North Korean missile advances put new stress on US defenses
WASHINGTON (Reuters) – North Korea’s newly proven missile muscle puts Alaska in reach of possible Pentagon missile and defense points like never before. Even more disturbing is perhaps only a matter of time before North Korea does not grant a longer ICBM rank with a nuclear head, putting the entire United States in danger.
The Pentagon has spent tens of thousands developing what it calls a limited defense against missiles capable of reaching the soil of the United States. The system has never faced a battle or fully tested. The system has succeeded on May 30 in its first attempt to intercept a simulated intercontinental ballistic missile, but not in the face of more realistic conditions.

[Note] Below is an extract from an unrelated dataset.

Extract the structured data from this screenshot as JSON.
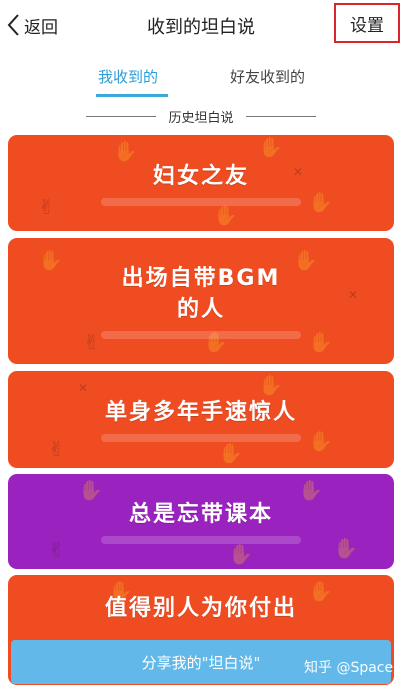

Although Russia and China have long been able to address the United States with nuclear weapons, North Korea is considered the most troubling threat. His opaque and unpredictable government often confuses US intelligence assessments. And North Korean leader Kim Jong Un has openly threatened to strike the United States, although he shows no interest in nuclear negotiations or missiles.
“We should be worried,” said Philip E. Coyle III, former head of the Pentagon’s test and evaluation office. North Korea’s ultimate success, he said, “shows that time is not on our side.”
US officials believe that North Korea is still far from being able to miniaturize a nuclear Oggie standing on top of an intercontinental missile. And it is unclear whether technology and experience have been developed to adequately protect the warhead from the extreme heat they experienced as it enters Earth’s atmosphere on its way to a target.
A Pentagon spokesman, Navy Captain Jeff Davis said Wednesday, “We have not yet seen a number of things that would indicate a complete threat,” including a demonstrated ability to join a nuclear warhead to an intercontinental ballistic missile. “But it is clear that they are working on it. Obviously, they try to do it. This is a research and development program for their aggression.”
The administration of triumph, as its last predecessors, put their money in the diplomacy to stop and North Korea’s nuclear program inverse. While the Pentagon has a very developed plan if military force is ordered, the approach is considered unsustainable because it endangers millions of civilians in South Korea.
But diplomacy has failed so far. This is why American missile defenses could soon come into play.
The Pentagon has a total of 36 missile interceptors underground in the military bases in Alaska and California, due to the increase of 44 at the end of the year. These interceptors can be launched on the advice of a missile headed to the United States.
An interceptor rises to target depending on tracking data from radar and other electronic sensors, and is supposed to destroy the target with an impact force out of Earth’s atmosphere. At times he seemed to have hit a bullet with a bullet, the collision was supposed to incinerate the target’s warhead, neutralize its nuclear explosive power.
This technology called “hit-to-kill” has been in development for decades. Despite its progress, the Pentagon is not convinced that the current system is suitable for North Korea advanced defensive for the progress of missiles.
“The pace of the threat is growing faster than I thought in the first review of ballistic missile defense in 2010,” said Rob Soofer, who helps examine missile defense, the Senate Armed Services told the subcommittee. last month. Beyond what the US authorities have publicly said about the nuclear threat of North Korea, said the classified photo “is even more serious.” Soofer gave no details.